Data:

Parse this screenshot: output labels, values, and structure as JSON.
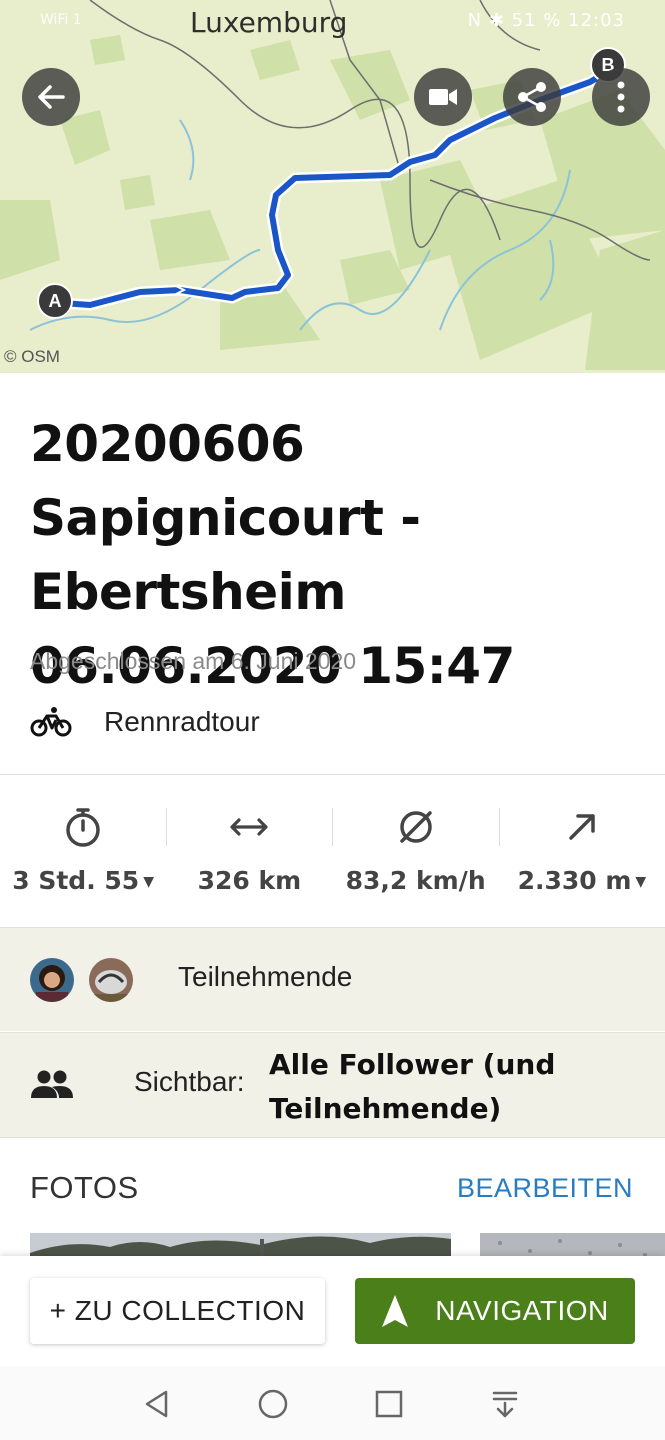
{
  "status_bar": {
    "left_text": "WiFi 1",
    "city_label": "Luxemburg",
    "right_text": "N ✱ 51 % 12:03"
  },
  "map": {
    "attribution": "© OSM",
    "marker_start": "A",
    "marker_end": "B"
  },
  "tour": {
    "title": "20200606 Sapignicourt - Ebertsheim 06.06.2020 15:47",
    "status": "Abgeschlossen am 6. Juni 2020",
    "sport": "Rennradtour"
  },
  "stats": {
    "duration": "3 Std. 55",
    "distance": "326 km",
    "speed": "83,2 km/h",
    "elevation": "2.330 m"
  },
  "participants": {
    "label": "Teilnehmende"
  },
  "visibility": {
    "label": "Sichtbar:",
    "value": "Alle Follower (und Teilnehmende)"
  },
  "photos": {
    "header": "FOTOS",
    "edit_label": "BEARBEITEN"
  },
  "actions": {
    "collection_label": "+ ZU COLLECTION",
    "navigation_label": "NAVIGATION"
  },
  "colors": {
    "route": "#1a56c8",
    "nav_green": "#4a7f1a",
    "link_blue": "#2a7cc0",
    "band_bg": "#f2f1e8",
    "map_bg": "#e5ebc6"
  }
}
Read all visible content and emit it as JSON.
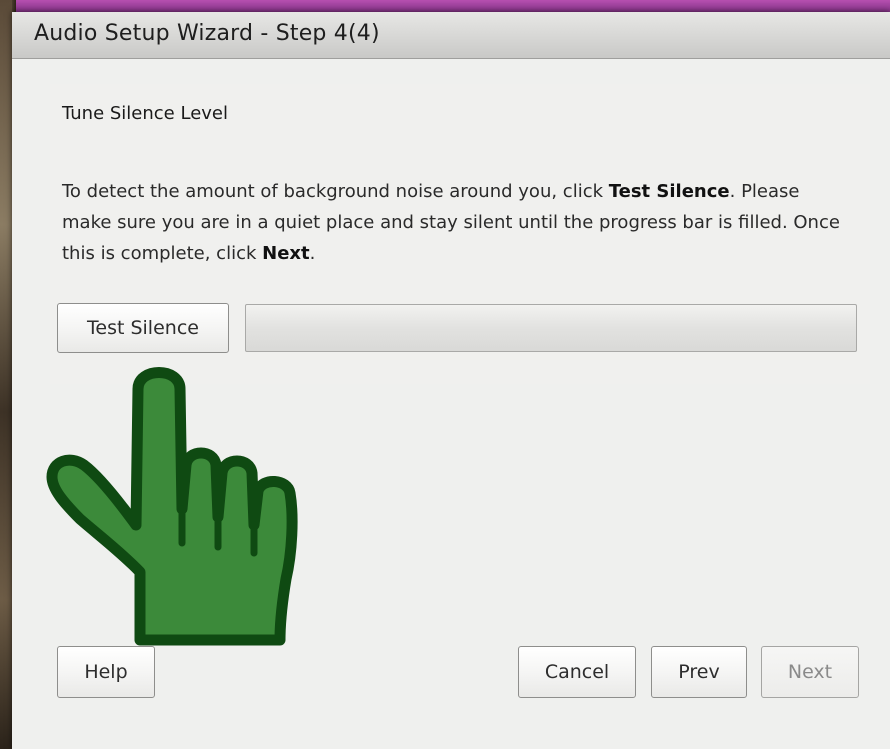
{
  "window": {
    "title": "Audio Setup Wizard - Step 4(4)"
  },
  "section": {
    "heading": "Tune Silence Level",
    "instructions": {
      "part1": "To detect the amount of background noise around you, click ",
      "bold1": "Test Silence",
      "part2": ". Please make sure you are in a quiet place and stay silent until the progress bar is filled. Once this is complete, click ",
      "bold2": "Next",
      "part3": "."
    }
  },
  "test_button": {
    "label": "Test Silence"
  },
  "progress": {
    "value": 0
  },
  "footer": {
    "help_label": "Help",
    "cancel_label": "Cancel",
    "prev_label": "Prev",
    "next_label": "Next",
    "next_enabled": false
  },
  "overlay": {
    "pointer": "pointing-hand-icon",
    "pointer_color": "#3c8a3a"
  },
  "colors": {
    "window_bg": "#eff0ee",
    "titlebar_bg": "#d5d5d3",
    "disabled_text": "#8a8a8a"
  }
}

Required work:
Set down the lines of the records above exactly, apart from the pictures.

Answer to the problem:
Parse this screenshot: output labels, values, and structure as JSON.
{
  "status_bar": {
    "left_text": "WiFi 1",
    "city_label": "Luxemburg",
    "right_text": "N ✱ 51 % 12:03"
  },
  "map": {
    "attribution": "© OSM",
    "marker_start": "A",
    "marker_end": "B"
  },
  "tour": {
    "title": "20200606 Sapignicourt - Ebertsheim 06.06.2020 15:47",
    "status": "Abgeschlossen am 6. Juni 2020",
    "sport": "Rennradtour"
  },
  "stats": {
    "duration": "3 Std. 55",
    "distance": "326 km",
    "speed": "83,2 km/h",
    "elevation": "2.330 m"
  },
  "participants": {
    "label": "Teilnehmende"
  },
  "visibility": {
    "label": "Sichtbar:",
    "value": "Alle Follower (und Teilnehmende)"
  },
  "photos": {
    "header": "FOTOS",
    "edit_label": "BEARBEITEN"
  },
  "actions": {
    "collection_label": "+ ZU COLLECTION",
    "navigation_label": "NAVIGATION"
  },
  "colors": {
    "route": "#1a56c8",
    "nav_green": "#4a7f1a",
    "link_blue": "#2a7cc0",
    "band_bg": "#f2f1e8",
    "map_bg": "#e5ebc6"
  }
}
Read all visible content and emit it as JSON.
{
  "window": {
    "title": "Audio Setup Wizard - Step 4(4)"
  },
  "section": {
    "heading": "Tune Silence Level",
    "instructions": {
      "part1": "To detect the amount of background noise around you, click ",
      "bold1": "Test Silence",
      "part2": ". Please make sure you are in a quiet place and stay silent until the progress bar is filled. Once this is complete, click ",
      "bold2": "Next",
      "part3": "."
    }
  },
  "test_button": {
    "label": "Test Silence"
  },
  "progress": {
    "value": 0
  },
  "footer": {
    "help_label": "Help",
    "cancel_label": "Cancel",
    "prev_label": "Prev",
    "next_label": "Next",
    "next_enabled": false
  },
  "overlay": {
    "pointer": "pointing-hand-icon",
    "pointer_color": "#3c8a3a"
  },
  "colors": {
    "window_bg": "#eff0ee",
    "titlebar_bg": "#d5d5d3",
    "disabled_text": "#8a8a8a"
  }
}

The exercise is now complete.